Chincoteague National Wildlife Refuge, Virginia
Waterfowl Weekend Celebration – November 24-27
Waterfowl Weekend isn’t a Thanksgiving event per se, but a celebration of the winter bird migrations that coincide with the holiday. Activities include sunrise hayrides, bird walks, bird bingo, and other festivities that don’t involve eating a bird. Waterfowl Weekend is also the only time of the year that the Service Road is open to vehicles, so visitors can tour a whole region of the park that normally must be accessed on foot.

DeGray Lake Resort State Park, Arkansas
Thanksgiving-Get-Away – November 23-27
DeGray will be hosting daily events and activities for families that want to stay relaxed but active over the holiday. The morning Eagle Tour by boat will give visitors a chance to spot the national bird, the bald eagle. Spot Ben Franklin’s proposed national bird on the table between 11 a.m. to 2 p.m. at an early Thanksgiving meal served at the park’s Shoreline Restaurant. A questionable dessert may follow if visitors elect to attend the “Edible Insects” program afterwards, but a preferable alternative may be to walk off the meal at one of the park’s five nature trails while it's still light outside.

Highlands Hammock State Park, Florida
19th Annual Turkey Trot – November 24
The Friends of Highlands Hammock do caloric damage control before the eating even starts. Highlands Hammock State Park hosts an annual 5k Turkey Trot on Thanksgiving Day morning that brings out several hundred runners. They might have to do more running though; a typical Thanksgiving plate often exceeds 3,000 calories.


More Events Nationwide

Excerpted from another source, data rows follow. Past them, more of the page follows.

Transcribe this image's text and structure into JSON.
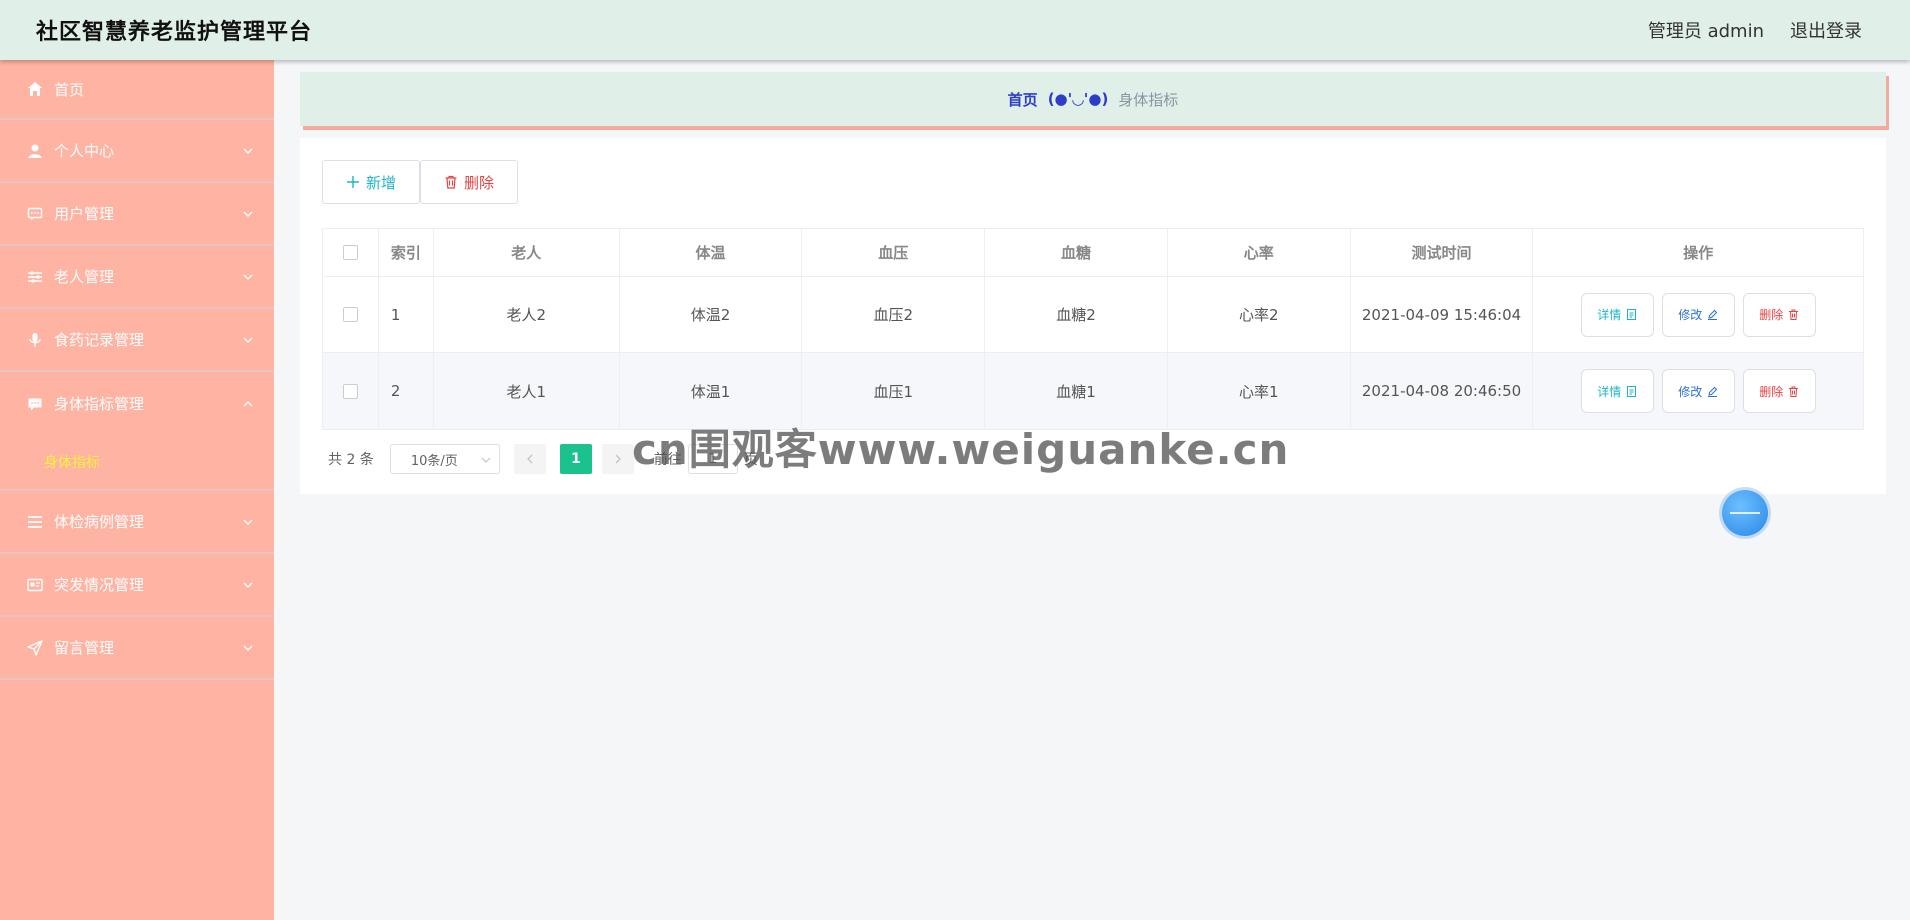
{
  "header": {
    "title": "社区智慧养老监护管理平台",
    "user": "管理员 admin",
    "logout": "退出登录"
  },
  "sidebar": {
    "items": [
      {
        "label": "首页",
        "icon": "home-icon"
      },
      {
        "label": "个人中心",
        "icon": "user-icon"
      },
      {
        "label": "用户管理",
        "icon": "chat-icon"
      },
      {
        "label": "老人管理",
        "icon": "sliders-icon"
      },
      {
        "label": "食药记录管理",
        "icon": "mic-icon"
      },
      {
        "label": "身体指标管理",
        "icon": "message-icon",
        "submenu": [
          "身体指标"
        ]
      },
      {
        "label": "体检病例管理",
        "icon": "list-icon"
      },
      {
        "label": "突发情况管理",
        "icon": "card-icon"
      },
      {
        "label": "留言管理",
        "icon": "send-icon"
      }
    ]
  },
  "breadcrumb": {
    "home": "首页",
    "separator": "(●'◡'●)",
    "current": "身体指标"
  },
  "toolbar": {
    "add_label": "新增",
    "delete_label": "删除"
  },
  "table": {
    "headers": [
      "索引",
      "老人",
      "体温",
      "血压",
      "血糖",
      "心率",
      "测试时间",
      "操作"
    ],
    "rows": [
      {
        "index": "1",
        "elder": "老人2",
        "temp": "体温2",
        "bp": "血压2",
        "sugar": "血糖2",
        "rate": "心率2",
        "time": "2021-04-09 15:46:04"
      },
      {
        "index": "2",
        "elder": "老人1",
        "temp": "体温1",
        "bp": "血压1",
        "sugar": "血糖1",
        "rate": "心率1",
        "time": "2021-04-08 20:46:50"
      }
    ],
    "actions": {
      "detail": "详情",
      "edit": "修改",
      "delete": "删除"
    }
  },
  "pagination": {
    "total": "共 2 条",
    "page_size": "10条/页",
    "current_page": "1",
    "goto_prefix": "前往",
    "goto_value": "1",
    "goto_suffix": "页"
  },
  "watermark": "cn围观客www.weiguanke.cn",
  "colors": {
    "header_bg": "#e0efe8",
    "sidebar_bg": "#ffb3a3",
    "active_submenu": "#f9f23a",
    "page_active": "#1bc28d"
  }
}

Even more state parks are serving up Thanksgiving meals at their facilities to accommodate diners who’d rather leave the cooking and cleaning to someone else. Park visitors can still have their traditional meal but in a beautiful natural setting. Southern state parks especially are big on turkey, with Arkansas, Kentucky, Tennessee, and West Virginia hosting dinners at nearly every park that has food service facilities.

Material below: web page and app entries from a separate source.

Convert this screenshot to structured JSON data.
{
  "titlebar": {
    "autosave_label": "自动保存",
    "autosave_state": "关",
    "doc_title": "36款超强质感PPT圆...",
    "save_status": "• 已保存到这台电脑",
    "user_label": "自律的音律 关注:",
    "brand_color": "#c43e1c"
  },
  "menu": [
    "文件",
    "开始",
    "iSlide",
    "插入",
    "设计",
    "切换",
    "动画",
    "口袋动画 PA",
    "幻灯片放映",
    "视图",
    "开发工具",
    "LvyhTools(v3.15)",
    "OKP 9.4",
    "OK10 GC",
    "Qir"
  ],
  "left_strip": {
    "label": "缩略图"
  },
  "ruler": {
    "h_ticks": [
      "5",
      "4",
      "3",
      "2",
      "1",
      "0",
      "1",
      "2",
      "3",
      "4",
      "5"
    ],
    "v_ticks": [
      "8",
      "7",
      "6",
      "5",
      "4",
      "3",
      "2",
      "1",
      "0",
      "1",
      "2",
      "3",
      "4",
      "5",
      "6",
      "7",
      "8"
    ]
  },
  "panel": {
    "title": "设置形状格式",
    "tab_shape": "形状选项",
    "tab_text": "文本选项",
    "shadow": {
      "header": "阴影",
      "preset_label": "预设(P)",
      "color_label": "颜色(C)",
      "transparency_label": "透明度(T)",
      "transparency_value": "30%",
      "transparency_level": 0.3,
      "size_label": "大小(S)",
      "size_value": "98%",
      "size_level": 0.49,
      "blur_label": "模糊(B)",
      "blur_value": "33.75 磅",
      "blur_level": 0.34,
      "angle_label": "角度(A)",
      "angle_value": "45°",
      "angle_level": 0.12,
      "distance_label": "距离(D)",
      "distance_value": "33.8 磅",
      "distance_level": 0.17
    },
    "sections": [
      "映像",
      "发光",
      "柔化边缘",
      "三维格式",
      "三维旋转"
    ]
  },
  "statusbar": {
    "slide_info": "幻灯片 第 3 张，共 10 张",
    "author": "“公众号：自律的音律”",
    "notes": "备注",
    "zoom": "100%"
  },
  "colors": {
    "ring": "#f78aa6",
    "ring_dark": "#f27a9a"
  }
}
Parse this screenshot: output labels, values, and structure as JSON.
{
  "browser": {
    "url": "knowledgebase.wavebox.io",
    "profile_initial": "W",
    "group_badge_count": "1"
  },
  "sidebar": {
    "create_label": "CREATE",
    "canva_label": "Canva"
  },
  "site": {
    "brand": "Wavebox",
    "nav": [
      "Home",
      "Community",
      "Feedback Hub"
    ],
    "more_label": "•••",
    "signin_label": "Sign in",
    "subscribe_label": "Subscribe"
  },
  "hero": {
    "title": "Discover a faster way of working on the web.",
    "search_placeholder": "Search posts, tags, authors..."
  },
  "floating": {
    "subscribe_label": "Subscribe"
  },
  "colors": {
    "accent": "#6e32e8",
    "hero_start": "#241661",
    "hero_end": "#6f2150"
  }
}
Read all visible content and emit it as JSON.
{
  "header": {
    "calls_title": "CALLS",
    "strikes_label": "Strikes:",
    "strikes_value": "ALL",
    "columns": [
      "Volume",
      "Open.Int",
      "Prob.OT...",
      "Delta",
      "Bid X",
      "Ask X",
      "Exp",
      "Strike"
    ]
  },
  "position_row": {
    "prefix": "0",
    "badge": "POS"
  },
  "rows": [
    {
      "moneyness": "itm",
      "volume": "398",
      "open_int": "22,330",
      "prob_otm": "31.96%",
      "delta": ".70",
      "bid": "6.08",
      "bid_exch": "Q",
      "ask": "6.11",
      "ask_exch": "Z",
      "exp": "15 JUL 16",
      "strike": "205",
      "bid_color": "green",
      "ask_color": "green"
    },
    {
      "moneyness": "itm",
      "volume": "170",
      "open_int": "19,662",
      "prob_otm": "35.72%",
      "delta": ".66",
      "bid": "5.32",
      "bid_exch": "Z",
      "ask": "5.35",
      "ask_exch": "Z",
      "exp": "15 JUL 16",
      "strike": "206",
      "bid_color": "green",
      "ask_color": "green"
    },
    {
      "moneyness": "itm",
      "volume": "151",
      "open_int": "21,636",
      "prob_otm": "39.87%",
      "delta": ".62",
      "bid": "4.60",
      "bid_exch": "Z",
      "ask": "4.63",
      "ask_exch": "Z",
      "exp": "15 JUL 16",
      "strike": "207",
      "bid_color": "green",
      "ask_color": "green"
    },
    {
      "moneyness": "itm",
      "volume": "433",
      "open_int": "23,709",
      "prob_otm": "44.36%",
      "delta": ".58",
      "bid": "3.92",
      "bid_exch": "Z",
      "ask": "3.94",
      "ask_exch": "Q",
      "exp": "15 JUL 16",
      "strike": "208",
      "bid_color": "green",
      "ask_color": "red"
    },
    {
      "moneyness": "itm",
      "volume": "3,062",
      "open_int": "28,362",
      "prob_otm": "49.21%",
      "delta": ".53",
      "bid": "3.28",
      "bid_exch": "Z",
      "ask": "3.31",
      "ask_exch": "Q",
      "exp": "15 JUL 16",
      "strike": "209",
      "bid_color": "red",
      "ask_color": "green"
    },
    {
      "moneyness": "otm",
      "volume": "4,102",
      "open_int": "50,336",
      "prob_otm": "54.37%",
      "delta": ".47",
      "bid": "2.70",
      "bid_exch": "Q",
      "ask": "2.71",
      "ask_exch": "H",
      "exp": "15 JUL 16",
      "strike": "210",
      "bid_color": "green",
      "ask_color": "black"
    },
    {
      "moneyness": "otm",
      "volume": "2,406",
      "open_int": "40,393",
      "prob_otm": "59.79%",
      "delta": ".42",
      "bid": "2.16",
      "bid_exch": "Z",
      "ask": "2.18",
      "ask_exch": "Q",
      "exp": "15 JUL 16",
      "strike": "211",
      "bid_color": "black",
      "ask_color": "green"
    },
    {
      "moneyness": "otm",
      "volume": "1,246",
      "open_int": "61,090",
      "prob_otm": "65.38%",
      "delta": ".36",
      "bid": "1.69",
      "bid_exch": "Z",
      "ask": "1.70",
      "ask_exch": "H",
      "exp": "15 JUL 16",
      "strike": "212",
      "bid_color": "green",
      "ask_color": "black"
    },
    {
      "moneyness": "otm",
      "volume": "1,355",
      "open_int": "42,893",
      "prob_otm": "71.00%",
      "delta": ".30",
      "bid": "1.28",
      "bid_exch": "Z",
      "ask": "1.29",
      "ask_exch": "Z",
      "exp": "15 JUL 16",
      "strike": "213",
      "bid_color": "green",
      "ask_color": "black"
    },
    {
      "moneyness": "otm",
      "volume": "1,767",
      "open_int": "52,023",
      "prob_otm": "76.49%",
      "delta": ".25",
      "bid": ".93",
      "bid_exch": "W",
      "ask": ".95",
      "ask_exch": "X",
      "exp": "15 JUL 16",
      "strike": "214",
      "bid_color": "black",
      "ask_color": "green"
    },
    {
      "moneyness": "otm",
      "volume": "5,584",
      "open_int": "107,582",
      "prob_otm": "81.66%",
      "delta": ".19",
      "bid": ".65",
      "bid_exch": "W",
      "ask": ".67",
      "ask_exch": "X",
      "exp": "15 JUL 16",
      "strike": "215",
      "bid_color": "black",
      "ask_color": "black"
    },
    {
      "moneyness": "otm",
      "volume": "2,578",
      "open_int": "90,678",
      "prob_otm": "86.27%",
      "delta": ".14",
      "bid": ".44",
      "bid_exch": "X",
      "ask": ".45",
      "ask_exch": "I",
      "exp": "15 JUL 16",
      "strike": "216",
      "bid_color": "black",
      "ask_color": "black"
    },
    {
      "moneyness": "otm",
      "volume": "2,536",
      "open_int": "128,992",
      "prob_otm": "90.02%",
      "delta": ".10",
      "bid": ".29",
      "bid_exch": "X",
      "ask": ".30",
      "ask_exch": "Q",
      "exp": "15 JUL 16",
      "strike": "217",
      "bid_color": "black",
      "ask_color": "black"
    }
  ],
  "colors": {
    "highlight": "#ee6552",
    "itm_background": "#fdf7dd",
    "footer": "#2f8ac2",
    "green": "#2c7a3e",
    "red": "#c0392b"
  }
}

National parks are in on it too. It will probably cost you more than celebrating at a state park, but that’s because it may include lodging or a premium menu. Dinner at Yosemite National Park’s swanky Ahwahnee Dining Room requires a dinner dress code, and the menu at Skyland Resort in Shenandoah National Park includes dishes such as maple bourbon glazed ham and tilapia puttanesca.

Have you ever spent a Thanksgiving holiday in a park? Tell us which park you visited and what you did to celebrate.

Photo: Wild turkey. Source: